What the exercise asks: From the entries provided below, copy each line that contains the word "true".

[Stored entries]
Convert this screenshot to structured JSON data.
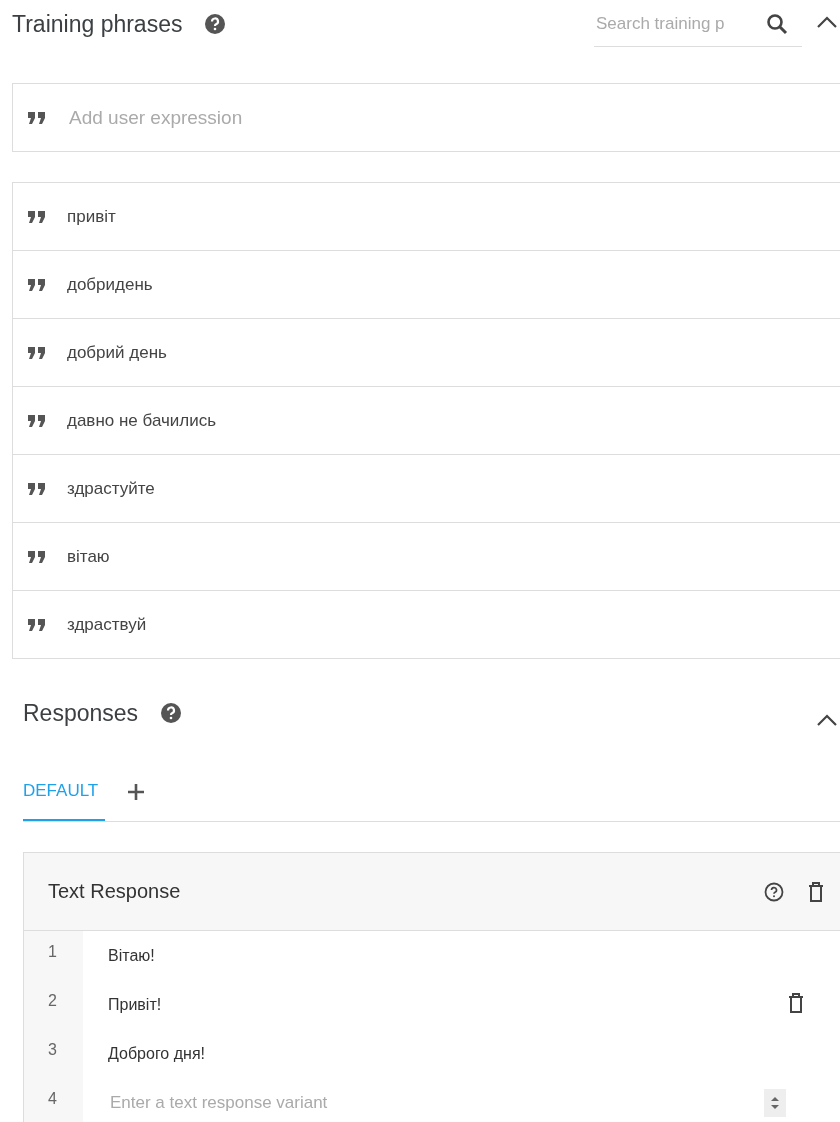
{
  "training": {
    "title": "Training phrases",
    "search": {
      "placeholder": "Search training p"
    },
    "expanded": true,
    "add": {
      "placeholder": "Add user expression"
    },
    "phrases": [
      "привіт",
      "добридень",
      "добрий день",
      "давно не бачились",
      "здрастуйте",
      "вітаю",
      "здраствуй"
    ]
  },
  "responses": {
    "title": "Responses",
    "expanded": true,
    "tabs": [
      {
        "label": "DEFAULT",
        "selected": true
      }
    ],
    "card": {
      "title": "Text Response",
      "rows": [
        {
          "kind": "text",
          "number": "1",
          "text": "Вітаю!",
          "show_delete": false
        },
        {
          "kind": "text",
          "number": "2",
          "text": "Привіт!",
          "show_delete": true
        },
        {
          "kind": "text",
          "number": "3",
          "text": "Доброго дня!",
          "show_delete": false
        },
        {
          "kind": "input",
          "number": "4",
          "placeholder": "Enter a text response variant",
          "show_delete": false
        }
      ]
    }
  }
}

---

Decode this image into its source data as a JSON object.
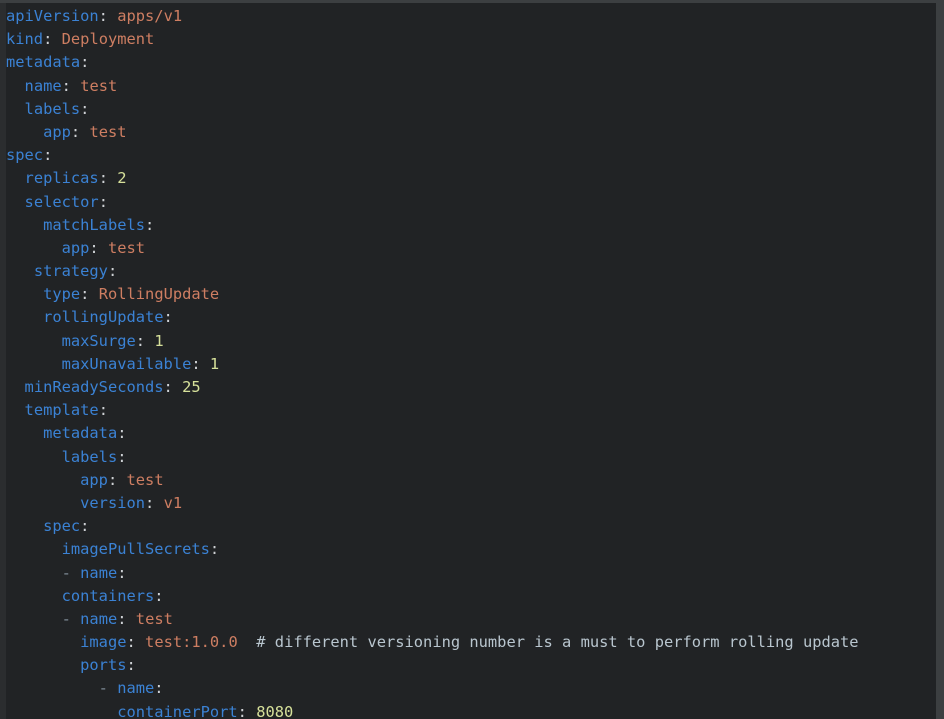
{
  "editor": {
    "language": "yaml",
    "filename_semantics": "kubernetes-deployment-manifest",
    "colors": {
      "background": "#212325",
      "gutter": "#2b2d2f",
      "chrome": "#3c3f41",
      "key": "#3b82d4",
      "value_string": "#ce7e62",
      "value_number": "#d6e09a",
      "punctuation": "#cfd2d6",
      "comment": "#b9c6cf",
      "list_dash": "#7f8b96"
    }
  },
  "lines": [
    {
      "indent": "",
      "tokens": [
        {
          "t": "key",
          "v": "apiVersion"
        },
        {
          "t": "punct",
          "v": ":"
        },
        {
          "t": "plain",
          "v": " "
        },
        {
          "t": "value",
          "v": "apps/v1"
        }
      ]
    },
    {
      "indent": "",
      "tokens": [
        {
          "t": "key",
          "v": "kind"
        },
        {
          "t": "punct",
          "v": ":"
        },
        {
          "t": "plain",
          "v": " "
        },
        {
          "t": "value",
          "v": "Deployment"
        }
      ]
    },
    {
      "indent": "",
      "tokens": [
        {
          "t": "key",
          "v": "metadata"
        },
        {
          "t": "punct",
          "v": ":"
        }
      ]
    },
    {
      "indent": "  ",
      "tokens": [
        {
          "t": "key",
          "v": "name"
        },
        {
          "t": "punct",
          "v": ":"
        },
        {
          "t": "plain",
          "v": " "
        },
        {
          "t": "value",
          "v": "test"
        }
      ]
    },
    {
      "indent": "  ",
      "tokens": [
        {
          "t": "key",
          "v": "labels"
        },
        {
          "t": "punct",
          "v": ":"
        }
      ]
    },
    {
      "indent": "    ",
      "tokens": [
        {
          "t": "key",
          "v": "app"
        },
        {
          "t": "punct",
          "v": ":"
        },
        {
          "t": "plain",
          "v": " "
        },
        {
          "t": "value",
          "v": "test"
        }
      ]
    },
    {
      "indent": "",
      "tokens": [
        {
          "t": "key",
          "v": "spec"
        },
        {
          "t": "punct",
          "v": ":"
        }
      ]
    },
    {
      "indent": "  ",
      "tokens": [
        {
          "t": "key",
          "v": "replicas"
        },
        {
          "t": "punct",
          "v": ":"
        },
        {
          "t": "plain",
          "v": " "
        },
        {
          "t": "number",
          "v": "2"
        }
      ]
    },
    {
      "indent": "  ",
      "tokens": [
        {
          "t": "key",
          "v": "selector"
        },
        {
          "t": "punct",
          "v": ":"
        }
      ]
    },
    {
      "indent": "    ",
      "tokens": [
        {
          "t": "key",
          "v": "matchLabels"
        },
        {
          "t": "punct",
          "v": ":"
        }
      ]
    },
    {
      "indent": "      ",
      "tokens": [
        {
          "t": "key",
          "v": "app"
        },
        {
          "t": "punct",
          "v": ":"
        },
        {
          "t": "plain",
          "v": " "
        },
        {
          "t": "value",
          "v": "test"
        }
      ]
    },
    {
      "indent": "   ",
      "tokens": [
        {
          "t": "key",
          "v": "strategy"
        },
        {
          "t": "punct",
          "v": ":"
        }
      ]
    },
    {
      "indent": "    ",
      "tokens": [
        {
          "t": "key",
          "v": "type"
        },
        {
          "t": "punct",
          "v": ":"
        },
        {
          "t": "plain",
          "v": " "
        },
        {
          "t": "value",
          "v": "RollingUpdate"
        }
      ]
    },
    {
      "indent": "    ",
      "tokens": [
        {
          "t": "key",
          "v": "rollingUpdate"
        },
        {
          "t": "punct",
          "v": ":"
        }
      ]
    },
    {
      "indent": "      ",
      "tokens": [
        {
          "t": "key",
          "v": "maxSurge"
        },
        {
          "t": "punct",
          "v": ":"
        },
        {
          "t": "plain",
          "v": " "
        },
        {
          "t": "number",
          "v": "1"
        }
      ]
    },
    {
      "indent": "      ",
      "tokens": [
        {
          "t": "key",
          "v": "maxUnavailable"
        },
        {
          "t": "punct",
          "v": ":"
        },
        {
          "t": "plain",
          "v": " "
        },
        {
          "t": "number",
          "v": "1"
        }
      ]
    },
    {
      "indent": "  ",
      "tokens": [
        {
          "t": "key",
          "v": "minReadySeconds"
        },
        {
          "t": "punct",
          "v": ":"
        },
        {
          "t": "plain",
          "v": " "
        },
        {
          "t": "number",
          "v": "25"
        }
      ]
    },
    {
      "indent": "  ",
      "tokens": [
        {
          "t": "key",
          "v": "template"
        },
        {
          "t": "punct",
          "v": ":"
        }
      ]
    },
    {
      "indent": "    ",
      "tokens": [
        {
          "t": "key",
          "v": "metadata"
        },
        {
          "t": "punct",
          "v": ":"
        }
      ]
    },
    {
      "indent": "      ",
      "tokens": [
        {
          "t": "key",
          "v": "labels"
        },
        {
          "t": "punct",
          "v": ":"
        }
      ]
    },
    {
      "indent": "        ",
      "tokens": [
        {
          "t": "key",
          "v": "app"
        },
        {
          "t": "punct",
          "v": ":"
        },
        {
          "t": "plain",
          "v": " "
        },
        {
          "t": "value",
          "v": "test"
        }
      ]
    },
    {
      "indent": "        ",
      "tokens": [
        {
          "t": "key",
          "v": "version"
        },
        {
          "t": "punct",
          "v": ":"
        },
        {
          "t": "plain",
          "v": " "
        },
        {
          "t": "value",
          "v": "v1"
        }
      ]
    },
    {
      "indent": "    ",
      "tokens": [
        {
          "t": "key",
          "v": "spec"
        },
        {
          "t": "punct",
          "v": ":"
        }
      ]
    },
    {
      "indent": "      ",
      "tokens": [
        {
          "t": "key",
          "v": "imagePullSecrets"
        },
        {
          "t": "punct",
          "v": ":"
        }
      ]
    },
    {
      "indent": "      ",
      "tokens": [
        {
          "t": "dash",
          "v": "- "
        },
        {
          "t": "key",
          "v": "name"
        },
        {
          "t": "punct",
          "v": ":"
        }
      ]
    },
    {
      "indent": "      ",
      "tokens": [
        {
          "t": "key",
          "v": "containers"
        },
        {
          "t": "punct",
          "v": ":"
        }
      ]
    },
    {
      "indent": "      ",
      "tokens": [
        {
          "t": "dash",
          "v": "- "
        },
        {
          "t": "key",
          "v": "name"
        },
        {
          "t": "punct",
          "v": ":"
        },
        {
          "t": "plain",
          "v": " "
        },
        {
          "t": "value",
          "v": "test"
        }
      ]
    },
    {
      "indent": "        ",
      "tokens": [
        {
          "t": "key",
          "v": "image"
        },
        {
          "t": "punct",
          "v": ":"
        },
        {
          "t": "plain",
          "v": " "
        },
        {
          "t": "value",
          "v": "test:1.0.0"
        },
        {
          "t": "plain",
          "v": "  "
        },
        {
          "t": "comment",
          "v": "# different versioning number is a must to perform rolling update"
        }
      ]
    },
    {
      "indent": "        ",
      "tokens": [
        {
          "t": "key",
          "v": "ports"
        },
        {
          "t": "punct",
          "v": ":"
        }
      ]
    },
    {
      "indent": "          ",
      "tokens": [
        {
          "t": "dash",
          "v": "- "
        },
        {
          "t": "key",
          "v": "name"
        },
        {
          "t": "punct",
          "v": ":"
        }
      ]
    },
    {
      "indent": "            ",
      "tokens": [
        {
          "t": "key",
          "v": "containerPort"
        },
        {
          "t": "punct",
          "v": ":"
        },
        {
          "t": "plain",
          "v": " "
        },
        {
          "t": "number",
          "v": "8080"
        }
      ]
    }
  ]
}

Task result:
    "expanded": true,
    "expanded": true,
        "selected": true
          "show_delete": true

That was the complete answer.